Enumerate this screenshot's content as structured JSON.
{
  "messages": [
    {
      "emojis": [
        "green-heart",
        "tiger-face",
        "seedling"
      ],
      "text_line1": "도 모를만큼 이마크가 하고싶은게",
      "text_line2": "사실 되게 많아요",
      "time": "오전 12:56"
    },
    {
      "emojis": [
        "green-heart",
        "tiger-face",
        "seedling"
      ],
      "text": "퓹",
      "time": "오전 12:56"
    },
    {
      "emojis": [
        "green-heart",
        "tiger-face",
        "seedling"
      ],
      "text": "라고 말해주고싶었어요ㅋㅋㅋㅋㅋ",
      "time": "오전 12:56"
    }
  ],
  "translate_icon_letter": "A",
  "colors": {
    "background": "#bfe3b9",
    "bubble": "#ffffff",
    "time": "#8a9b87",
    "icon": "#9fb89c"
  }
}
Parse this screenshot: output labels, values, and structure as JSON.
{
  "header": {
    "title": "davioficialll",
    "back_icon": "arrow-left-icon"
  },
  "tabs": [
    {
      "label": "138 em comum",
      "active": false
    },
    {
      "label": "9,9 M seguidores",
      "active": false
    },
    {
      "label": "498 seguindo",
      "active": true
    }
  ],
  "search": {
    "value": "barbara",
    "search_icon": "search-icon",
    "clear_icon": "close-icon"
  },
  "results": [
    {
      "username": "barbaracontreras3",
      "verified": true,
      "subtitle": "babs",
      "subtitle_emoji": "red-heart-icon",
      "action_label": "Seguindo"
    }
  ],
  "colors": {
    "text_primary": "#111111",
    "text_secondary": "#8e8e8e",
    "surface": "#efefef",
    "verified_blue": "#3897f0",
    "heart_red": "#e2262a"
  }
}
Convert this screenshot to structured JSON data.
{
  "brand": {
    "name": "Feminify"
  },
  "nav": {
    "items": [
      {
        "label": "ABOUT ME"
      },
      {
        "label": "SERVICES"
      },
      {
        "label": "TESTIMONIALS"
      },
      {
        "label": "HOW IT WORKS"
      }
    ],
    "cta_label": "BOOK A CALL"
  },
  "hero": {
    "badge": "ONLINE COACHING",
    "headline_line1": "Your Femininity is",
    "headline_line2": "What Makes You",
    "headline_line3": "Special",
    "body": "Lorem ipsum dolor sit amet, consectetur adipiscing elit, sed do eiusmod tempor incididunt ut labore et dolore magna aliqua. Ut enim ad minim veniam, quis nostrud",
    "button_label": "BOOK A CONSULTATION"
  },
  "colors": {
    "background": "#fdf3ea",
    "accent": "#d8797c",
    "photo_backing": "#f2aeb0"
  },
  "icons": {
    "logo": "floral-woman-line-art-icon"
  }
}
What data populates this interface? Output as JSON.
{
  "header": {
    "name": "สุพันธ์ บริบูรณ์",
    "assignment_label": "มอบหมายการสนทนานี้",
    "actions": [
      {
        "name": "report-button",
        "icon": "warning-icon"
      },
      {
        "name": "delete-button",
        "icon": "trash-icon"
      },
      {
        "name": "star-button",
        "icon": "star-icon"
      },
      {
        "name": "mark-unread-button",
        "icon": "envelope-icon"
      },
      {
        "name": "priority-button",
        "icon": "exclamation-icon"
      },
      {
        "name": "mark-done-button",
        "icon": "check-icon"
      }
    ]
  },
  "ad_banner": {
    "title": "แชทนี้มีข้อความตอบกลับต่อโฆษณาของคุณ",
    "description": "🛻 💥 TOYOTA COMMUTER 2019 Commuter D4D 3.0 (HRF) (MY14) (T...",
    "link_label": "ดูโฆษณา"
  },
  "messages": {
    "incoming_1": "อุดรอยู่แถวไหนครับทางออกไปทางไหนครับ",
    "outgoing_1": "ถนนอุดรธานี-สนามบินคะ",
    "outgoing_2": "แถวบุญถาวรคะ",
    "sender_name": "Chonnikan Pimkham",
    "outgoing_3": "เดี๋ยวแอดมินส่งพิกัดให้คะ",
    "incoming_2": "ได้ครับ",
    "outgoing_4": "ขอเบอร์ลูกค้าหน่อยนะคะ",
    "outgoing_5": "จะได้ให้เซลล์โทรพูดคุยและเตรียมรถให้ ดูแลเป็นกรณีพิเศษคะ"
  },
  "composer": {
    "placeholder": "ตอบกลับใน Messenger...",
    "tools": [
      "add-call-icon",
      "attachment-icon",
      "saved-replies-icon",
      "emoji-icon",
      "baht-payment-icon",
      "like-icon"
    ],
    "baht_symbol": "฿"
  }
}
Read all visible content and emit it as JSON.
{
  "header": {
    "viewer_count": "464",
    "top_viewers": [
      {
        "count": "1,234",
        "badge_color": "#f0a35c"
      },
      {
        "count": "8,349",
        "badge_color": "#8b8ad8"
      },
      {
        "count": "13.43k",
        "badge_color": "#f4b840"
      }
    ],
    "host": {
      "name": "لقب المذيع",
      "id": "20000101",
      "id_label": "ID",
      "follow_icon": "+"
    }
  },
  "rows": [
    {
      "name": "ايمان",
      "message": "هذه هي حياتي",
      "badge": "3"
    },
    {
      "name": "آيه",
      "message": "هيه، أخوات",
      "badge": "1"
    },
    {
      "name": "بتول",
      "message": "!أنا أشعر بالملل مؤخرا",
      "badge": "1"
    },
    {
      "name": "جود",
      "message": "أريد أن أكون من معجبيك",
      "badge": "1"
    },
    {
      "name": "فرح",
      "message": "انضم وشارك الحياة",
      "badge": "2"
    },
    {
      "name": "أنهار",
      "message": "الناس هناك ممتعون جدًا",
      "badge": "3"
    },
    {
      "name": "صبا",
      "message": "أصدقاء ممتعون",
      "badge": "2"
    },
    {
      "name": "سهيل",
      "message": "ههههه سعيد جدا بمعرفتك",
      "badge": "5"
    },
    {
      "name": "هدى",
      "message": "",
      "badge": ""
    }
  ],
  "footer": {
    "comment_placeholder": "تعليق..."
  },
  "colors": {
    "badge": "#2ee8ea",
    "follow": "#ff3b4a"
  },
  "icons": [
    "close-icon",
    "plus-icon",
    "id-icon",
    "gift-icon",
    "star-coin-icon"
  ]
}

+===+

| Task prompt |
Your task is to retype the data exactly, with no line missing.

| Written answer |
Enumerate this screenshot's content as structured JSON.
{
  "messages": [
    {
      "emojis": [
        "green-heart",
        "tiger-face",
        "seedling"
      ],
      "text_line1": "도 모를만큼 이마크가 하고싶은게",
      "text_line2": "사실 되게 많아요",
      "time": "오전 12:56"
    },
    {
      "emojis": [
        "green-heart",
        "tiger-face",
        "seedling"
      ],
      "text": "퓹",
      "time": "오전 12:56"
    },
    {
      "emojis": [
        "green-heart",
        "tiger-face",
        "seedling"
      ],
      "text": "라고 말해주고싶었어요ㅋㅋㅋㅋㅋ",
      "time": "오전 12:56"
    }
  ],
  "translate_icon_letter": "A",
  "colors": {
    "background": "#bfe3b9",
    "bubble": "#ffffff",
    "time": "#8a9b87",
    "icon": "#9fb89c"
  }
}
Parse this screenshot: output labels, values, and structure as JSON.
{
  "header": {
    "title": "davioficialll",
    "back_icon": "arrow-left-icon"
  },
  "tabs": [
    {
      "label": "138 em comum",
      "active": false
    },
    {
      "label": "9,9 M seguidores",
      "active": false
    },
    {
      "label": "498 seguindo",
      "active": true
    }
  ],
  "search": {
    "value": "barbara",
    "search_icon": "search-icon",
    "clear_icon": "close-icon"
  },
  "results": [
    {
      "username": "barbaracontreras3",
      "verified": true,
      "subtitle": "babs",
      "subtitle_emoji": "red-heart-icon",
      "action_label": "Seguindo"
    }
  ],
  "colors": {
    "text_primary": "#111111",
    "text_secondary": "#8e8e8e",
    "surface": "#efefef",
    "verified_blue": "#3897f0",
    "heart_red": "#e2262a"
  }
}
Convert this screenshot to structured JSON data.
{
  "brand": {
    "name": "Feminify"
  },
  "nav": {
    "items": [
      {
        "label": "ABOUT ME"
      },
      {
        "label": "SERVICES"
      },
      {
        "label": "TESTIMONIALS"
      },
      {
        "label": "HOW IT WORKS"
      }
    ],
    "cta_label": "BOOK A CALL"
  },
  "hero": {
    "badge": "ONLINE COACHING",
    "headline_line1": "Your Femininity is",
    "headline_line2": "What Makes You",
    "headline_line3": "Special",
    "body": "Lorem ipsum dolor sit amet, consectetur adipiscing elit, sed do eiusmod tempor incididunt ut labore et dolore magna aliqua. Ut enim ad minim veniam, quis nostrud",
    "button_label": "BOOK A CONSULTATION"
  },
  "colors": {
    "background": "#fdf3ea",
    "accent": "#d8797c",
    "photo_backing": "#f2aeb0"
  },
  "icons": {
    "logo": "floral-woman-line-art-icon"
  }
}
What data populates this interface? Output as JSON.
{
  "header": {
    "name": "สุพันธ์ บริบูรณ์",
    "assignment_label": "มอบหมายการสนทนานี้",
    "actions": [
      {
        "name": "report-button",
        "icon": "warning-icon"
      },
      {
        "name": "delete-button",
        "icon": "trash-icon"
      },
      {
        "name": "star-button",
        "icon": "star-icon"
      },
      {
        "name": "mark-unread-button",
        "icon": "envelope-icon"
      },
      {
        "name": "priority-button",
        "icon": "exclamation-icon"
      },
      {
        "name": "mark-done-button",
        "icon": "check-icon"
      }
    ]
  },
  "ad_banner": {
    "title": "แชทนี้มีข้อความตอบกลับต่อโฆษณาของคุณ",
    "description": "🛻 💥 TOYOTA COMMUTER 2019 Commuter D4D 3.0 (HRF) (MY14) (T...",
    "link_label": "ดูโฆษณา"
  },
  "messages": {
    "incoming_1": "อุดรอยู่แถวไหนครับทางออกไปทางไหนครับ",
    "outgoing_1": "ถนนอุดรธานี-สนามบินคะ",
    "outgoing_2": "แถวบุญถาวรคะ",
    "sender_name": "Chonnikan Pimkham",
    "outgoing_3": "เดี๋ยวแอดมินส่งพิกัดให้คะ",
    "incoming_2": "ได้ครับ",
    "outgoing_4": "ขอเบอร์ลูกค้าหน่อยนะคะ",
    "outgoing_5": "จะได้ให้เซลล์โทรพูดคุยและเตรียมรถให้ ดูแลเป็นกรณีพิเศษคะ"
  },
  "composer": {
    "placeholder": "ตอบกลับใน Messenger...",
    "tools": [
      "add-call-icon",
      "attachment-icon",
      "saved-replies-icon",
      "emoji-icon",
      "baht-payment-icon",
      "like-icon"
    ],
    "baht_symbol": "฿"
  }
}
Read all visible content and emit it as JSON.
{
  "header": {
    "viewer_count": "464",
    "top_viewers": [
      {
        "count": "1,234",
        "badge_color": "#f0a35c"
      },
      {
        "count": "8,349",
        "badge_color": "#8b8ad8"
      },
      {
        "count": "13.43k",
        "badge_color": "#f4b840"
      }
    ],
    "host": {
      "name": "لقب المذيع",
      "id": "20000101",
      "id_label": "ID",
      "follow_icon": "+"
    }
  },
  "rows": [
    {
      "name": "ايمان",
      "message": "هذه هي حياتي",
      "badge": "3"
    },
    {
      "name": "آيه",
      "message": "هيه، أخوات",
      "badge": "1"
    },
    {
      "name": "بتول",
      "message": "!أنا أشعر بالملل مؤخرا",
      "badge": "1"
    },
    {
      "name": "جود",
      "message": "أريد أن أكون من معجبيك",
      "badge": "1"
    },
    {
      "name": "فرح",
      "message": "انضم وشارك الحياة",
      "badge": "2"
    },
    {
      "name": "أنهار",
      "message": "الناس هناك ممتعون جدًا",
      "badge": "3"
    },
    {
      "name": "صبا",
      "message": "أصدقاء ممتعون",
      "badge": "2"
    },
    {
      "name": "سهيل",
      "message": "ههههه سعيد جدا بمعرفتك",
      "badge": "5"
    },
    {
      "name": "هدى",
      "message": "",
      "badge": ""
    }
  ],
  "footer": {
    "comment_placeholder": "تعليق..."
  },
  "colors": {
    "badge": "#2ee8ea",
    "follow": "#ff3b4a"
  },
  "icons": [
    "close-icon",
    "plus-icon",
    "id-icon",
    "gift-icon",
    "star-coin-icon"
  ]
}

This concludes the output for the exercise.